TASK TO COMPLETE |
Report every line below that has the string "date" in it.

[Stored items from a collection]
────────────────────
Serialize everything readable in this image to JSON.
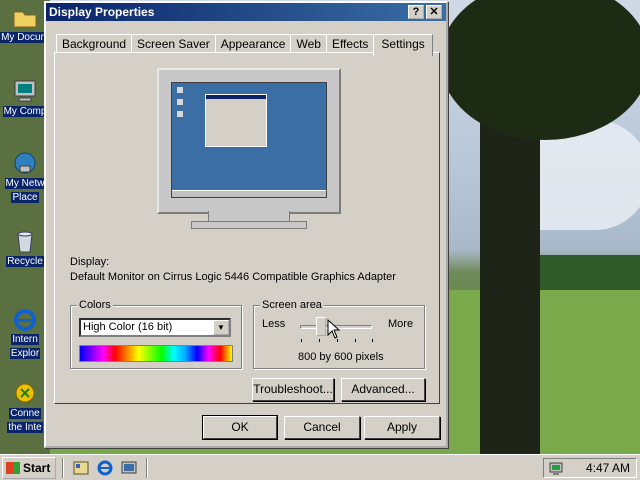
{
  "desktop": {
    "icons": [
      {
        "name": "my-documents",
        "label": "My Docum",
        "icon": "folder-icon"
      },
      {
        "name": "my-computer",
        "label": "My Comp",
        "icon": "computer-icon"
      },
      {
        "name": "my-network-places",
        "label": "My Netw",
        "label2": "Place",
        "icon": "network-icon"
      },
      {
        "name": "recycle-bin",
        "label": "Recycle",
        "icon": "recycle-bin-icon"
      },
      {
        "name": "internet-explorer",
        "label": "Intern",
        "label2": "Explor",
        "icon": "ie-icon"
      },
      {
        "name": "connect-internet",
        "label": "Conne",
        "label2": "the Inte",
        "icon": "connect-icon"
      }
    ]
  },
  "dialog": {
    "title": "Display Properties",
    "help_label": "?",
    "close_label": "✕",
    "tabs": [
      "Background",
      "Screen Saver",
      "Appearance",
      "Web",
      "Effects",
      "Settings"
    ],
    "active_tab": "Settings",
    "display_label": "Display:",
    "display_value": "Default Monitor on Cirrus Logic 5446 Compatible Graphics Adapter",
    "colors": {
      "group_title": "Colors",
      "selected": "High Color (16 bit)"
    },
    "screen_area": {
      "group_title": "Screen area",
      "less_label": "Less",
      "more_label": "More",
      "value_text": "800 by 600 pixels"
    },
    "troubleshoot_label": "Troubleshoot...",
    "advanced_label": "Advanced...",
    "ok_label": "OK",
    "cancel_label": "Cancel",
    "apply_label": "Apply"
  },
  "taskbar": {
    "start_label": "Start",
    "clock": "4:47 AM"
  },
  "colors": {
    "title_active": "#0a246a",
    "desktop": "#3a6ea5",
    "face": "#d4d0c8"
  }
}
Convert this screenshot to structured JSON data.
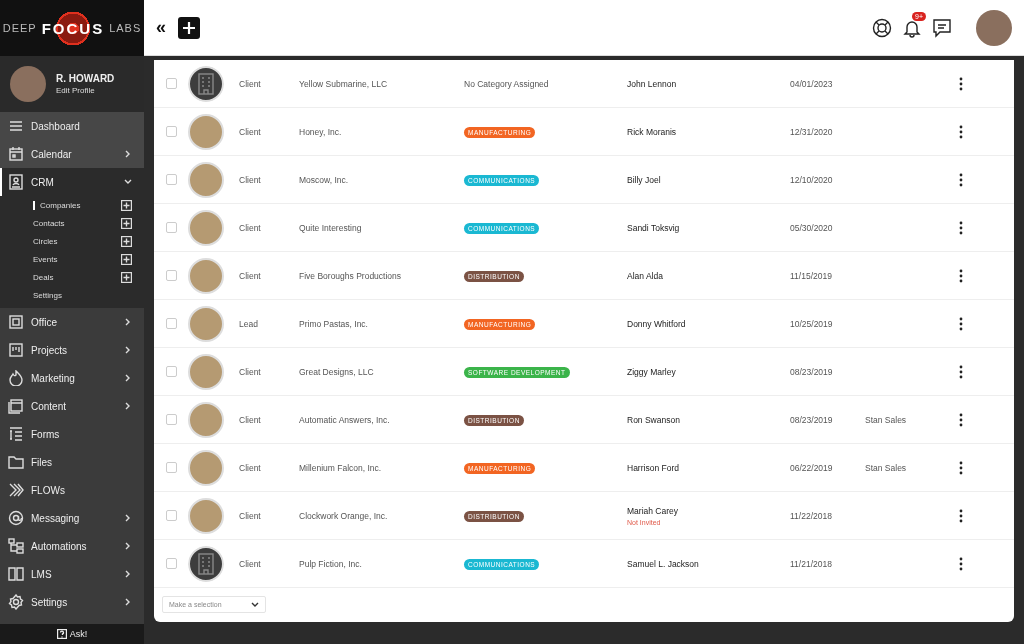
{
  "brand": {
    "left": "DEEP",
    "middle": "FOCUS",
    "right": "LABS"
  },
  "profile": {
    "name": "R. HOWARD",
    "link": "Edit Profile"
  },
  "sidebar": {
    "items": [
      {
        "label": "Dashboard",
        "has_arrow": false,
        "selected": false
      },
      {
        "label": "Calendar",
        "has_arrow": true,
        "selected": false
      },
      {
        "label": "CRM",
        "has_arrow": true,
        "selected": true,
        "expanded": true,
        "children": [
          {
            "label": "Companies",
            "selected": true,
            "has_add": true
          },
          {
            "label": "Contacts",
            "selected": false,
            "has_add": true
          },
          {
            "label": "Circles",
            "selected": false,
            "has_add": true
          },
          {
            "label": "Events",
            "selected": false,
            "has_add": true
          },
          {
            "label": "Deals",
            "selected": false,
            "has_add": true
          },
          {
            "label": "Settings",
            "selected": false,
            "has_add": false
          }
        ]
      },
      {
        "label": "Office",
        "has_arrow": true,
        "selected": false
      },
      {
        "label": "Projects",
        "has_arrow": true,
        "selected": false
      },
      {
        "label": "Marketing",
        "has_arrow": true,
        "selected": false
      },
      {
        "label": "Content",
        "has_arrow": true,
        "selected": false
      },
      {
        "label": "Forms",
        "has_arrow": false,
        "selected": false
      },
      {
        "label": "Files",
        "has_arrow": false,
        "selected": false
      },
      {
        "label": "FLOWs",
        "has_arrow": false,
        "selected": false
      },
      {
        "label": "Messaging",
        "has_arrow": true,
        "selected": false
      },
      {
        "label": "Automations",
        "has_arrow": true,
        "selected": false
      },
      {
        "label": "LMS",
        "has_arrow": true,
        "selected": false
      },
      {
        "label": "Settings",
        "has_arrow": true,
        "selected": false
      }
    ],
    "ask": "Ask!"
  },
  "topbar": {
    "collapse": "«",
    "notifications_badge": "9+"
  },
  "table": {
    "rows": [
      {
        "checked": false,
        "avatar": {
          "kind": "building"
        },
        "type": "Client",
        "company": "Yellow Submarine, LLC",
        "category": {
          "kind": "none",
          "label": "No Category Assigned"
        },
        "contact": "John Lennon",
        "date": "04/01/2023"
      },
      {
        "checked": false,
        "avatar": {
          "kind": "photo"
        },
        "type": "Client",
        "company": "Honey, Inc.",
        "category": {
          "kind": "tag",
          "label": "MANUFACTURING",
          "color": "#f26522"
        },
        "contact": "Rick Moranis",
        "date": "12/31/2020"
      },
      {
        "checked": false,
        "avatar": {
          "kind": "photo"
        },
        "type": "Client",
        "company": "Moscow, Inc.",
        "category": {
          "kind": "tag",
          "label": "COMMUNICATIONS",
          "color": "#1ab8d2"
        },
        "contact": "Billy Joel",
        "date": "12/10/2020"
      },
      {
        "checked": false,
        "avatar": {
          "kind": "photo"
        },
        "type": "Client",
        "company": "Quite Interesting",
        "category": {
          "kind": "tag",
          "label": "COMMUNICATIONS",
          "color": "#1ab8d2"
        },
        "contact": "Sandi Toksvig",
        "date": "05/30/2020"
      },
      {
        "checked": false,
        "avatar": {
          "kind": "photo"
        },
        "type": "Client",
        "company": "Five Boroughs Productions",
        "category": {
          "kind": "tag",
          "label": "DISTRIBUTION",
          "color": "#7b5244"
        },
        "contact": "Alan Alda",
        "date": "11/15/2019"
      },
      {
        "checked": false,
        "avatar": {
          "kind": "photo"
        },
        "type": "Lead",
        "company": "Primo Pastas, Inc.",
        "category": {
          "kind": "tag",
          "label": "MANUFACTURING",
          "color": "#f26522"
        },
        "contact": "Donny Whitford",
        "date": "10/25/2019"
      },
      {
        "checked": false,
        "avatar": {
          "kind": "photo"
        },
        "type": "Client",
        "company": "Great Designs, LLC",
        "category": {
          "kind": "tag",
          "label": "SOFTWARE DEVELOPMENT",
          "color": "#3bb44a"
        },
        "contact": "Ziggy Marley",
        "date": "08/23/2019"
      },
      {
        "checked": false,
        "avatar": {
          "kind": "photo"
        },
        "type": "Client",
        "company": "Automatic Answers, Inc.",
        "category": {
          "kind": "tag",
          "label": "DISTRIBUTION",
          "color": "#7b5244"
        },
        "contact": "Ron Swanson",
        "date": "08/23/2019",
        "owner": "Stan Sales"
      },
      {
        "checked": false,
        "avatar": {
          "kind": "photo"
        },
        "type": "Client",
        "company": "Millenium Falcon, Inc.",
        "category": {
          "kind": "tag",
          "label": "MANUFACTURING",
          "color": "#f26522"
        },
        "contact": "Harrison Ford",
        "date": "06/22/2019",
        "owner": "Stan Sales"
      },
      {
        "checked": false,
        "avatar": {
          "kind": "photo"
        },
        "type": "Client",
        "company": "Clockwork Orange, Inc.",
        "category": {
          "kind": "tag",
          "label": "DISTRIBUTION",
          "color": "#7b5244"
        },
        "contact": "Mariah Carey",
        "contact_note": "Not Invited",
        "date": "11/22/2018"
      },
      {
        "checked": false,
        "avatar": {
          "kind": "building"
        },
        "type": "Client",
        "company": "Pulp Fiction, Inc.",
        "category": {
          "kind": "tag",
          "label": "COMMUNICATIONS",
          "color": "#1ab8d2"
        },
        "contact": "Samuel L. Jackson",
        "date": "11/21/2018"
      }
    ],
    "bulk_select": {
      "placeholder": "Make a selection"
    }
  }
}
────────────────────
RESPONSE AREA |
        "date": "04/01/2023"
        "date": "12/31/2020"
        "date": "12/10/2020"
        "date": "05/30/2020"
        "date": "11/15/2019"
        "date": "10/25/2019"
        "date": "08/23/2019"
        "date": "08/23/2019",
        "date": "06/22/2019",
        "date": "11/22/2018"
        "date": "11/21/2018"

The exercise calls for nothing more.